» Task
An exact copy of the records is needed; please leave the images out.

» Extracted material
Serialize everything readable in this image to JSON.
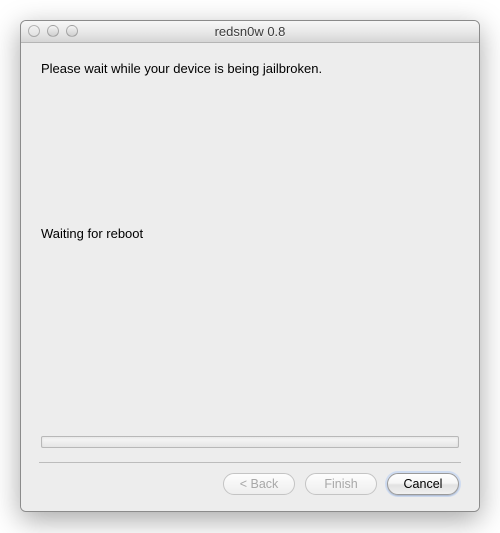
{
  "window": {
    "title": "redsn0w 0.8"
  },
  "main": {
    "instruction": "Please wait while your device is being jailbroken.",
    "status": "Waiting for reboot"
  },
  "progress": {
    "value": 0
  },
  "buttons": {
    "back": "< Back",
    "finish": "Finish",
    "cancel": "Cancel"
  },
  "buttons_enabled": {
    "back": false,
    "finish": false,
    "cancel": true
  }
}
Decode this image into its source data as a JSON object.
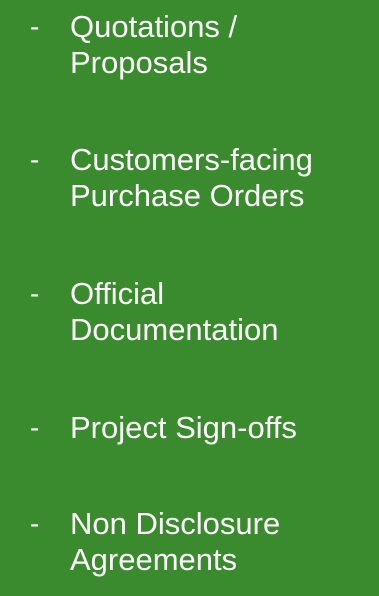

» Task response
Serialize everything readable in this image to JSON.
{
  "window": {
    "title": "redsn0w 0.8"
  },
  "main": {
    "instruction": "Please wait while your device is being jailbroken.",
    "status": "Waiting for reboot"
  },
  "progress": {
    "value": 0
  },
  "buttons": {
    "back": "< Back",
    "finish": "Finish",
    "cancel": "Cancel"
  },
  "buttons_enabled": {
    "back": false,
    "finish": false,
    "cancel": true
  }
}
Decode this image into its source data as a JSON object.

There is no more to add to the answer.